Block Assembly Area Areas at the head and along the east side of the dock within the coverage of the Goliath crane provide storage space for ship sections and positions where sub-sections are assembled into very large units before they are placed in the dock.

Black top and concrete roadways have been laid around the dock, some of which are specially strengthened to provide routes for transporters carrying heavy ship sections.

Four main stockyard bays with cranes of up to 16 tons capacity are provided for plates and sections. The lengths of the bays vary up to 245 metres (804 ft.) in length with widths of up to 40 metres (132 ft) and height to rail of 9.25 metres (30f ft). Buildings in the stockyard area house plant for straightening, shotblasting and priming the steel plates and sections.

Plate Shop
This building is situated parallel to the stockyards and contains equipment for the edge preparation and cutting of the steel plates. The building is 150 metres (492 ft) long by 43 metres (142 ft) wide with a height to eaves of 10 metres (33 ft).

Section Shop
Steel sections are prepared for fabrication on an assembly line in this shop which is 210 metres (689 ft) long by 33.5 metres (110 ft) wide with a height to eaves of 9.5 metres (31 ft).

Panel Shop
Steel plates and sections are formed on an assembly line into large stiffened panels up to 240 tons in weight in this shop which is 21 0 metres (689 ft.) long by 28.5 metres (93 ft) wide with a height to eaves of 9.5 metres (31 ft).

Build-up Shop
Ship sections up to 400 tons in weight can be fabricated in this building which is 1 80 metres (590 ft) long, 55 metres (1 80 ft) wide and has a height to eaves of 35.5 metres (116 ft). Two 200 ton and two 40 ton cranes running on rails at different levels cover the whole floor area of this building. Large doors, 21 metres (70 ft) high are provided for the removal by transporter of the fabricated units.

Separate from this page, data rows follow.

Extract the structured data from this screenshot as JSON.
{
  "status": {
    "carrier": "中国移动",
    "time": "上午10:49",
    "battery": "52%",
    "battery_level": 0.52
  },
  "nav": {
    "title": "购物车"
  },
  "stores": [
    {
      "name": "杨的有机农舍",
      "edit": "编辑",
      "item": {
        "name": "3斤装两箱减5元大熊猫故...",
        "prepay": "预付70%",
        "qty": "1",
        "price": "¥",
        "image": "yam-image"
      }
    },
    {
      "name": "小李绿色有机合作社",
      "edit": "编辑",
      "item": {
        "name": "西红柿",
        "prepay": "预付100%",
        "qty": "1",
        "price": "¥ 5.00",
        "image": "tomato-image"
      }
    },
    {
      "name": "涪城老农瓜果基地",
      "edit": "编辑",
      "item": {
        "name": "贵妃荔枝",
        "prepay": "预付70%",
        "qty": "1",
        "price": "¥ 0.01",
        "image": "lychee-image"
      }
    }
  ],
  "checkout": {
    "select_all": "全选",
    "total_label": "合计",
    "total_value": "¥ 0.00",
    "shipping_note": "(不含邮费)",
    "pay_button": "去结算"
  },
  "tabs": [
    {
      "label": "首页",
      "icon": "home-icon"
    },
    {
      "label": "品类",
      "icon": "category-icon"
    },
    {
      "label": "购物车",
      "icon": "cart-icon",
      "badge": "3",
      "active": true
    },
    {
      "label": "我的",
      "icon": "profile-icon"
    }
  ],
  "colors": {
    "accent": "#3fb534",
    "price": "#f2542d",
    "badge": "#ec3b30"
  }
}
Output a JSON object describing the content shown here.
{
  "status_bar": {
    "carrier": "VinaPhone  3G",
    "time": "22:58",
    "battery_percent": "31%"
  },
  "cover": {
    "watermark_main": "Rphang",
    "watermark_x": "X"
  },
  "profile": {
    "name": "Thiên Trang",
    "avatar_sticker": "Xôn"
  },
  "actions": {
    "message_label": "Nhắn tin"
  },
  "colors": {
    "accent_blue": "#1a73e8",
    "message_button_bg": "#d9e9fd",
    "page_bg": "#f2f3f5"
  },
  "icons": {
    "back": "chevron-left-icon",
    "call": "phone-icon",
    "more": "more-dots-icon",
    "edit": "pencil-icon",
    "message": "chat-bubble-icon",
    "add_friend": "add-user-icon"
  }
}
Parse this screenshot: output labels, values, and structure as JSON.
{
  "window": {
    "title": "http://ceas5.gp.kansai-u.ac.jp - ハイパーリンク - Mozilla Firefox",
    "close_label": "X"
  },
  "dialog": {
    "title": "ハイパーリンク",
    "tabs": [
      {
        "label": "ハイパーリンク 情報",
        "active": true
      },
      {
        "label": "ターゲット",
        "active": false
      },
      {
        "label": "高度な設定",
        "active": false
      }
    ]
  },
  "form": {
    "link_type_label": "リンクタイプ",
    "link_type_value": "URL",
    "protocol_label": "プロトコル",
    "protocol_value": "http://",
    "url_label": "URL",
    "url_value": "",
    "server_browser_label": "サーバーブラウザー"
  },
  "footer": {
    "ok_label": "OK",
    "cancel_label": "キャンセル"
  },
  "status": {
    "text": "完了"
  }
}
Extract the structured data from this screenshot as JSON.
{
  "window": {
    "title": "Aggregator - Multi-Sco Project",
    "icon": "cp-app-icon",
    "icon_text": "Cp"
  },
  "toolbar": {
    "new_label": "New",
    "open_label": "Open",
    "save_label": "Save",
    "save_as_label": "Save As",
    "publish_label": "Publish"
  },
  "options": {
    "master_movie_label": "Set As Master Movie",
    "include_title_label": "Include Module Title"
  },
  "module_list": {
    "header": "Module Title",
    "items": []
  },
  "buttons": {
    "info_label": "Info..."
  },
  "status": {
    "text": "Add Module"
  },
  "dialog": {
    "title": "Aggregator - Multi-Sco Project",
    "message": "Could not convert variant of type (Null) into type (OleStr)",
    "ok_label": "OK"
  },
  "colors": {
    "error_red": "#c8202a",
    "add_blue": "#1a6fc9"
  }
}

Civil Engineering Works George Wimpey & Company Ltd
Dock Gate Sir William Arrol &; Company Ltd
Intermediate Gate Harland and Wolff Ltd
Electrical and Piped Services Harland and Wolff Ltd
Dock Pumping Plant  Vickers Limited
Harland and Wolff Ltd
Structural Steelwork Harland and Wolff Ltd
Goliath Crane  Krupp Ardelt Wilhelmshaven
Harland and Wolff Ltd
Consulting Civil and Structural Engineers Babtie Shaw & Morton